■ TASK TO COMPLETE ■
Would you restate all of the entries verbatim, minus any images?

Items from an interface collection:

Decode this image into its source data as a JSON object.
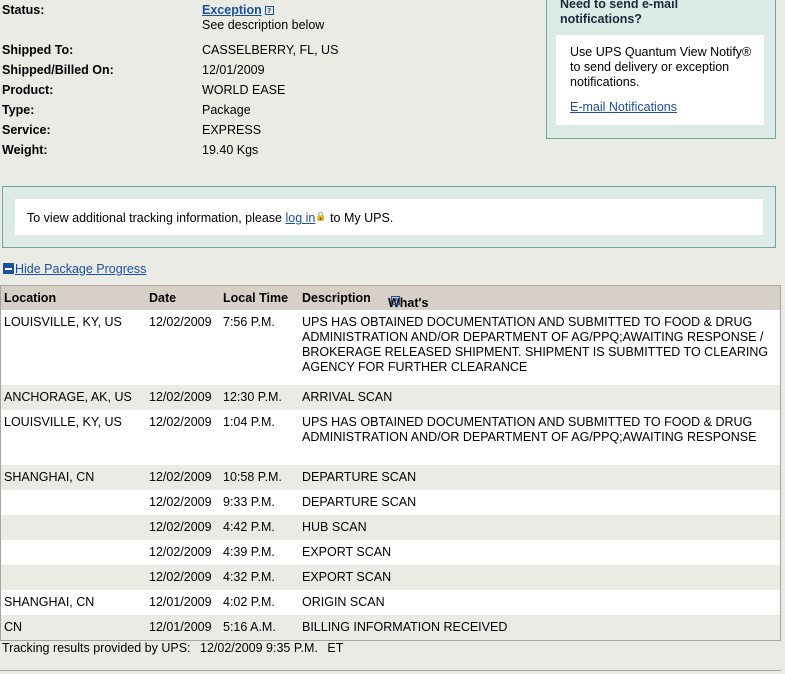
{
  "details": {
    "status_label": "Status:",
    "status_value": "Exception",
    "status_note": "See description below",
    "rows": [
      {
        "label": "Shipped To:",
        "value": "CASSELBERRY, FL, US"
      },
      {
        "label": "Shipped/Billed On:",
        "value": "12/01/2009"
      },
      {
        "label": "Product:",
        "value": "WORLD EASE"
      },
      {
        "label": "Type:",
        "value": "Package"
      },
      {
        "label": "Service:",
        "value": "EXPRESS"
      },
      {
        "label": "Weight:",
        "value": "19.40 Kgs"
      }
    ]
  },
  "notify": {
    "title_line1": "Need to send e-mail",
    "title_line2": "notifications?",
    "body": "Use UPS Quantum View Notify® to send delivery or exception notifications.",
    "link": "E-mail Notifications"
  },
  "login_box": {
    "before": "To view additional tracking information, please",
    "link": "log in",
    "after": "to My UPS."
  },
  "toggle_label": "Hide Package Progress",
  "progress": {
    "headers": {
      "location": "Location",
      "date": "Date",
      "time": "Local Time",
      "description": "Description",
      "whats_this": "What's This?"
    },
    "rows": [
      {
        "location": "LOUISVILLE, KY, US",
        "date": "12/02/2009",
        "time": "7:56 P.M.",
        "description": "UPS HAS OBTAINED DOCUMENTATION AND SUBMITTED TO FOOD & DRUG ADMINISTRATION AND/OR DEPARTMENT OF AG/PPQ;AWAITING RESPONSE / BROKERAGE RELEASED SHIPMENT. SHIPMENT IS SUBMITTED TO CLEARING AGENCY FOR FURTHER CLEARANCE"
      },
      {
        "location": "ANCHORAGE, AK, US",
        "date": "12/02/2009",
        "time": "12:30 P.M.",
        "description": "ARRIVAL SCAN"
      },
      {
        "location": "LOUISVILLE, KY, US",
        "date": "12/02/2009",
        "time": "1:04 P.M.",
        "description": "UPS HAS OBTAINED DOCUMENTATION AND SUBMITTED TO FOOD & DRUG ADMINISTRATION AND/OR DEPARTMENT OF AG/PPQ;AWAITING RESPONSE"
      },
      {
        "location": "SHANGHAI, CN",
        "date": "12/02/2009",
        "time": "10:58 P.M.",
        "description": "DEPARTURE SCAN"
      },
      {
        "location": "",
        "date": "12/02/2009",
        "time": "9:33 P.M.",
        "description": "DEPARTURE SCAN"
      },
      {
        "location": "",
        "date": "12/02/2009",
        "time": "4:42 P.M.",
        "description": "HUB SCAN"
      },
      {
        "location": "",
        "date": "12/02/2009",
        "time": "4:39 P.M.",
        "description": "EXPORT SCAN"
      },
      {
        "location": "",
        "date": "12/02/2009",
        "time": "4:32 P.M.",
        "description": "EXPORT SCAN"
      },
      {
        "location": "SHANGHAI, CN",
        "date": "12/01/2009",
        "time": "4:02 P.M.",
        "description": "ORIGIN SCAN"
      },
      {
        "location": "CN",
        "date": "12/01/2009",
        "time": "5:16 A.M.",
        "description": "BILLING INFORMATION RECEIVED"
      }
    ]
  },
  "footer": {
    "label": "Tracking results provided by UPS:",
    "timestamp": "12/02/2009 9:35 P.M.",
    "zone": "ET"
  },
  "colors": {
    "link": "#1c4fa0",
    "panel_bg": "#dcebe5",
    "panel_border": "#6fa796",
    "header_bg": "#d6d0c6"
  }
}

■ ANSWER TO THIS TASK ■
Decode this image into its source data as a JSON object.
{
  "details": {
    "status_label": "Status:",
    "status_value": "Exception",
    "status_note": "See description below",
    "rows": [
      {
        "label": "Shipped To:",
        "value": "CASSELBERRY, FL, US"
      },
      {
        "label": "Shipped/Billed On:",
        "value": "12/01/2009"
      },
      {
        "label": "Product:",
        "value": "WORLD EASE"
      },
      {
        "label": "Type:",
        "value": "Package"
      },
      {
        "label": "Service:",
        "value": "EXPRESS"
      },
      {
        "label": "Weight:",
        "value": "19.40 Kgs"
      }
    ]
  },
  "notify": {
    "title_line1": "Need to send e-mail",
    "title_line2": "notifications?",
    "body": "Use UPS Quantum View Notify® to send delivery or exception notifications.",
    "link": "E-mail Notifications"
  },
  "login_box": {
    "before": "To view additional tracking information, please",
    "link": "log in",
    "after": "to My UPS."
  },
  "toggle_label": "Hide Package Progress",
  "progress": {
    "headers": {
      "location": "Location",
      "date": "Date",
      "time": "Local Time",
      "description": "Description",
      "whats_this": "What's This?"
    },
    "rows": [
      {
        "location": "LOUISVILLE, KY, US",
        "date": "12/02/2009",
        "time": "7:56 P.M.",
        "description": "UPS HAS OBTAINED DOCUMENTATION AND SUBMITTED TO FOOD & DRUG ADMINISTRATION AND/OR DEPARTMENT OF AG/PPQ;AWAITING RESPONSE / BROKERAGE RELEASED SHIPMENT. SHIPMENT IS SUBMITTED TO CLEARING AGENCY FOR FURTHER CLEARANCE"
      },
      {
        "location": "ANCHORAGE, AK, US",
        "date": "12/02/2009",
        "time": "12:30 P.M.",
        "description": "ARRIVAL SCAN"
      },
      {
        "location": "LOUISVILLE, KY, US",
        "date": "12/02/2009",
        "time": "1:04 P.M.",
        "description": "UPS HAS OBTAINED DOCUMENTATION AND SUBMITTED TO FOOD & DRUG ADMINISTRATION AND/OR DEPARTMENT OF AG/PPQ;AWAITING RESPONSE"
      },
      {
        "location": "SHANGHAI, CN",
        "date": "12/02/2009",
        "time": "10:58 P.M.",
        "description": "DEPARTURE SCAN"
      },
      {
        "location": "",
        "date": "12/02/2009",
        "time": "9:33 P.M.",
        "description": "DEPARTURE SCAN"
      },
      {
        "location": "",
        "date": "12/02/2009",
        "time": "4:42 P.M.",
        "description": "HUB SCAN"
      },
      {
        "location": "",
        "date": "12/02/2009",
        "time": "4:39 P.M.",
        "description": "EXPORT SCAN"
      },
      {
        "location": "",
        "date": "12/02/2009",
        "time": "4:32 P.M.",
        "description": "EXPORT SCAN"
      },
      {
        "location": "SHANGHAI, CN",
        "date": "12/01/2009",
        "time": "4:02 P.M.",
        "description": "ORIGIN SCAN"
      },
      {
        "location": "CN",
        "date": "12/01/2009",
        "time": "5:16 A.M.",
        "description": "BILLING INFORMATION RECEIVED"
      }
    ]
  },
  "footer": {
    "label": "Tracking results provided by UPS:",
    "timestamp": "12/02/2009 9:35 P.M.",
    "zone": "ET"
  },
  "colors": {
    "link": "#1c4fa0",
    "panel_bg": "#dcebe5",
    "panel_border": "#6fa796",
    "header_bg": "#d6d0c6"
  }
}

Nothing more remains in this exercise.